(App and web page records)
|---|

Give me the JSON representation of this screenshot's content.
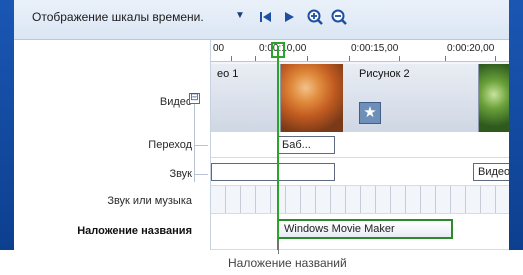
{
  "toolbar": {
    "view_label": "Отображение шкалы времени.",
    "dropdown_glyph": "▼",
    "buttons": [
      "rewind-icon",
      "play-icon",
      "zoom-in-icon",
      "zoom-out-icon"
    ]
  },
  "tracks": {
    "video": "Видео",
    "expand_glyph": "⊟",
    "transition": "Переход",
    "audio": "Звук",
    "music": "Звук или музыка",
    "title_overlay": "Наложение названия"
  },
  "ruler": {
    "ticks": [
      "00",
      "0:00:10,00",
      "0:00:15,00",
      "0:00:20,00"
    ]
  },
  "clips": {
    "video_1": "ео 1",
    "picture_2": "Рисунок 2",
    "transition": "Баб...",
    "audio_video": "Видео",
    "title": "Windows Movie Maker"
  },
  "callout": "Наложение названий",
  "colors": {
    "accent": "#2aa52a",
    "frame": "#1a57b3"
  }
}
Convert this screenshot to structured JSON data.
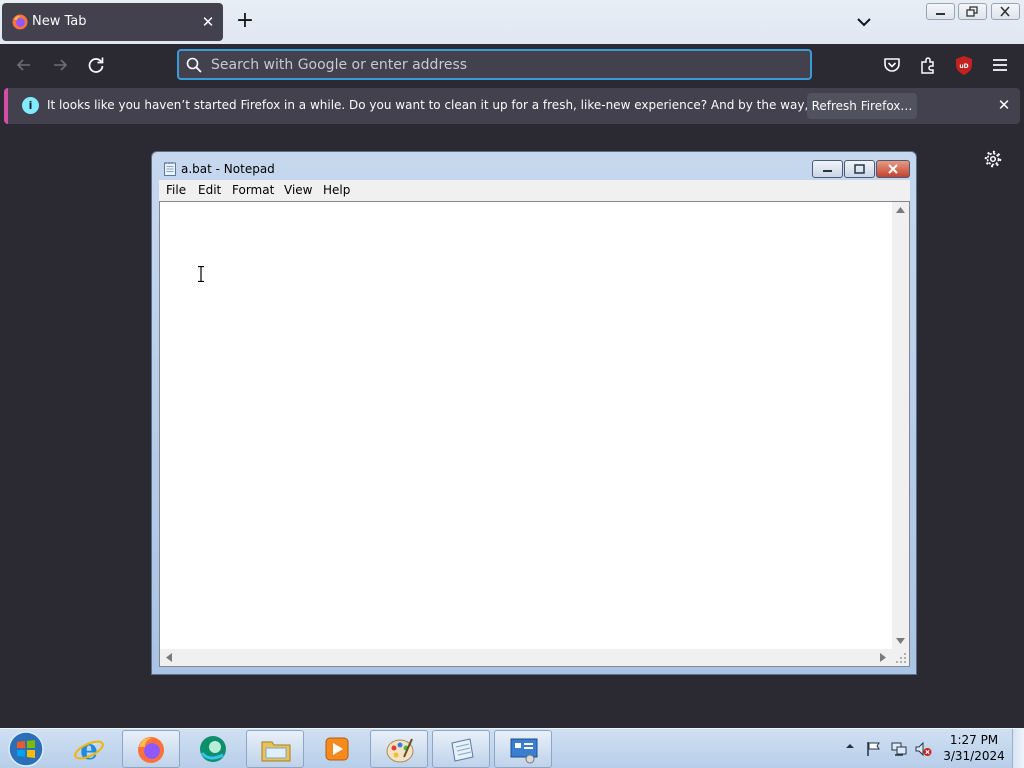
{
  "firefox": {
    "tab_title": "New Tab",
    "url_placeholder": "Search with Google or enter address",
    "notification": {
      "message": "It looks like you haven’t started Firefox in a while. Do you want to clean it up for a fresh, like-new experience? And by the way, welcome back!",
      "button_label": "Refresh Firefox…"
    },
    "extension_badge": "uD"
  },
  "notepad": {
    "title": "a.bat - Notepad",
    "menu": [
      "File",
      "Edit",
      "Format",
      "View",
      "Help"
    ],
    "content": ""
  },
  "taskbar": {
    "apps": [
      "internet-explorer",
      "firefox",
      "edge",
      "file-explorer",
      "media-player",
      "paint",
      "notepad",
      "control-panel"
    ],
    "clock": {
      "time": "1:27 PM",
      "date": "3/31/2024"
    }
  },
  "colors": {
    "accent": "#3a9bd9",
    "notif_stripe": "#d44da6",
    "info": "#80ebff",
    "ublock": "#c42121"
  }
}
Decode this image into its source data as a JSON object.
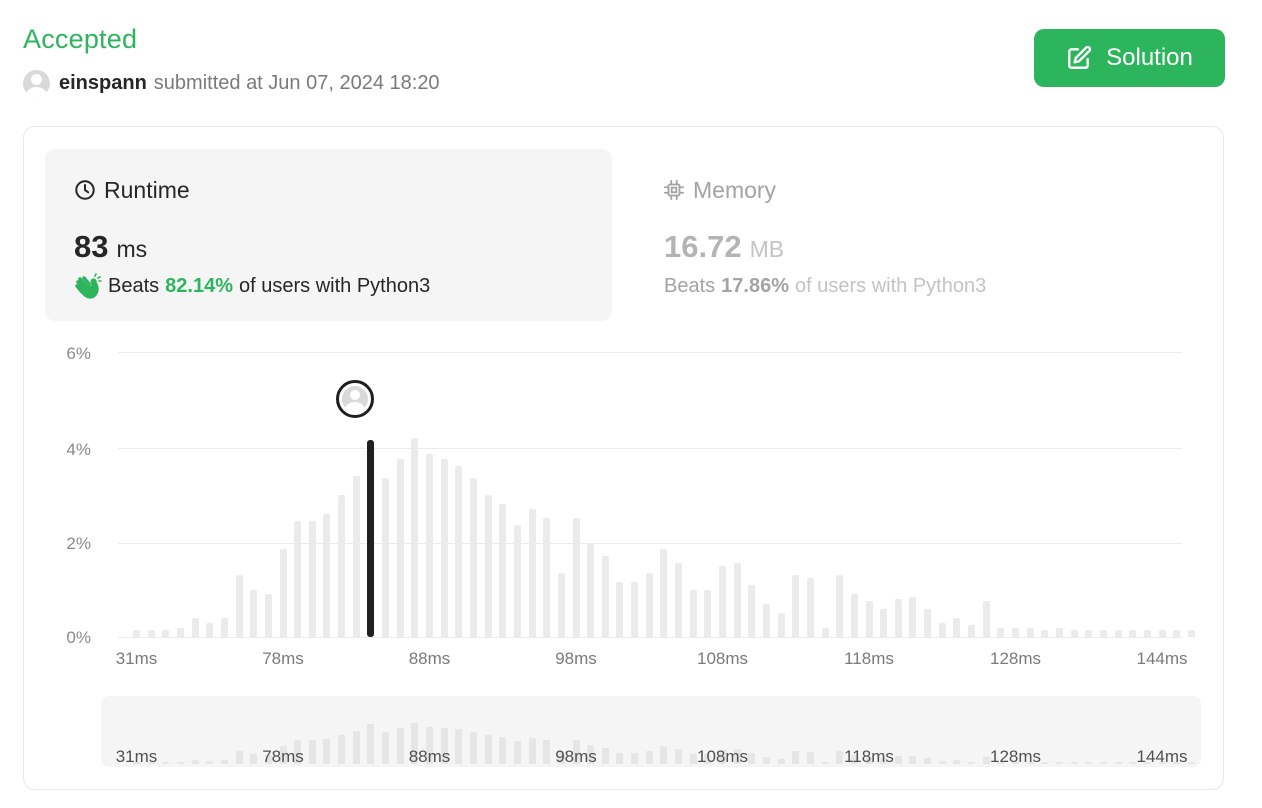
{
  "header": {
    "status": "Accepted",
    "username": "einspann",
    "submitted_text": "submitted at Jun 07, 2024 18:20"
  },
  "solution_button": {
    "label": "Solution",
    "icon": "edit-icon"
  },
  "runtime": {
    "title": "Runtime",
    "icon": "clock-icon",
    "value": "83",
    "unit": "ms",
    "beats_prefix": "Beats",
    "beats_pct": "82.14%",
    "beats_suffix": "of users with Python3",
    "beats_icon": "clapping-hands-icon"
  },
  "memory": {
    "title": "Memory",
    "icon": "chip-icon",
    "value": "16.72",
    "unit": "MB",
    "beats_prefix": "Beats",
    "beats_pct": "17.86%",
    "beats_suffix": "of users with Python3"
  },
  "colors": {
    "accent": "#2db55d",
    "selected_bar": "#1f1f1f",
    "bar": "#ebebeb"
  },
  "chart_data": {
    "type": "bar",
    "ylim": [
      0,
      6
    ],
    "y_ticks": [
      "6%",
      "4%",
      "2%",
      "0%"
    ],
    "x_tick_labels": [
      "31ms",
      "78ms",
      "88ms",
      "98ms",
      "108ms",
      "118ms",
      "128ms",
      "144ms"
    ],
    "x_tick_bar_index": [
      0,
      10,
      20,
      30,
      40,
      50,
      60,
      70
    ],
    "selected_bar_index": 16,
    "values": [
      0.15,
      0.15,
      0.15,
      0.2,
      0.4,
      0.3,
      0.4,
      1.3,
      1.0,
      0.9,
      1.85,
      2.45,
      2.45,
      2.6,
      3.0,
      3.4,
      4.15,
      3.35,
      3.75,
      4.2,
      3.85,
      3.75,
      3.6,
      3.35,
      3.0,
      2.8,
      2.35,
      2.7,
      2.5,
      1.35,
      2.5,
      1.95,
      1.7,
      1.15,
      1.15,
      1.35,
      1.85,
      1.55,
      1.0,
      1.0,
      1.5,
      1.55,
      1.1,
      0.7,
      0.5,
      1.3,
      1.25,
      0.2,
      1.3,
      0.9,
      0.75,
      0.6,
      0.8,
      0.85,
      0.6,
      0.3,
      0.4,
      0.25,
      0.75,
      0.2,
      0.2,
      0.2,
      0.15,
      0.2,
      0.15,
      0.15,
      0.15,
      0.15,
      0.15,
      0.15,
      0.15,
      0.15,
      0.15
    ]
  }
}
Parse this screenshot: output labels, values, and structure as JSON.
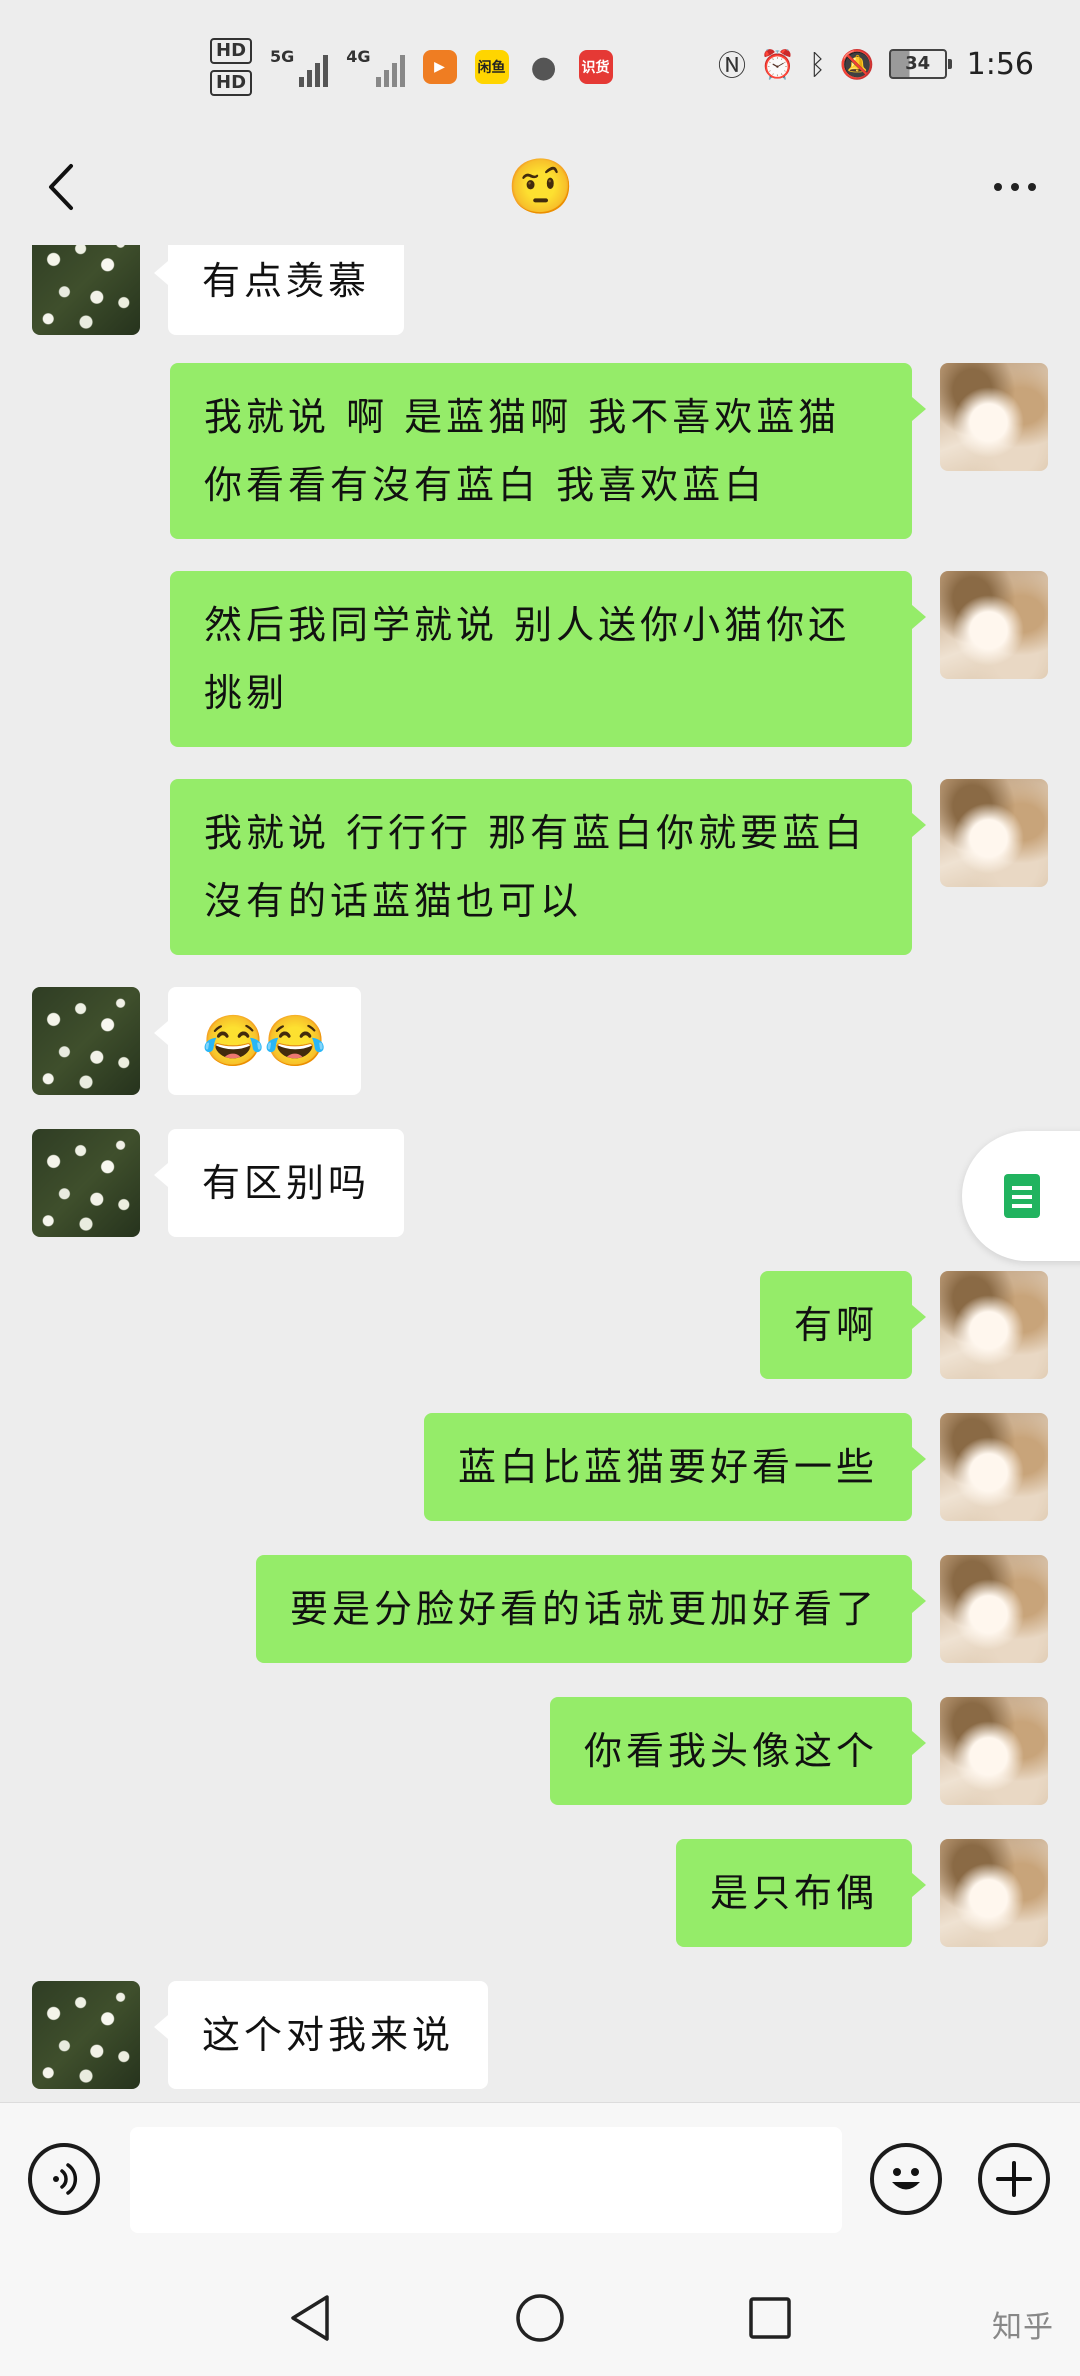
{
  "status_bar": {
    "hd1": "HD",
    "hd2": "HD",
    "net1": "5G",
    "net2": "4G",
    "app_icons": [
      {
        "label": "",
        "color": "#ef7d22"
      },
      {
        "label": "闲鱼",
        "color": "#ffd500"
      },
      {
        "label": "",
        "color": "#555555"
      },
      {
        "label": "识货",
        "color": "#e53935"
      }
    ],
    "battery": "34",
    "time": "1:56"
  },
  "header": {
    "title_emoji": "🤨"
  },
  "messages": [
    {
      "side": "in",
      "text": "有点羡慕"
    },
    {
      "side": "out",
      "text": "我就说 啊 是蓝猫啊 我不喜欢蓝猫 你看看有沒有蓝白 我喜欢蓝白"
    },
    {
      "side": "out",
      "text": "然后我同学就说 别人送你小猫你还挑剔"
    },
    {
      "side": "out",
      "text": "我就说 行行行 那有蓝白你就要蓝白 沒有的话蓝猫也可以"
    },
    {
      "side": "in",
      "text": "😂😂"
    },
    {
      "side": "in",
      "text": "有区别吗"
    },
    {
      "side": "out",
      "text": "有啊"
    },
    {
      "side": "out",
      "text": "蓝白比蓝猫要好看一些"
    },
    {
      "side": "out",
      "text": "要是分脸好看的话就更加好看了"
    },
    {
      "side": "out",
      "text": "你看我头像这个"
    },
    {
      "side": "out",
      "text": "是只布偶"
    },
    {
      "side": "in",
      "text": "这个对我来说"
    }
  ],
  "input": {
    "value": "",
    "placeholder": ""
  },
  "watermark": "知乎"
}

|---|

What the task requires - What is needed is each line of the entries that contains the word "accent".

Task solution -
    "accent": "#2aa52a",
    "accent": "#3a9bd9",
    "accent": "#2db55d",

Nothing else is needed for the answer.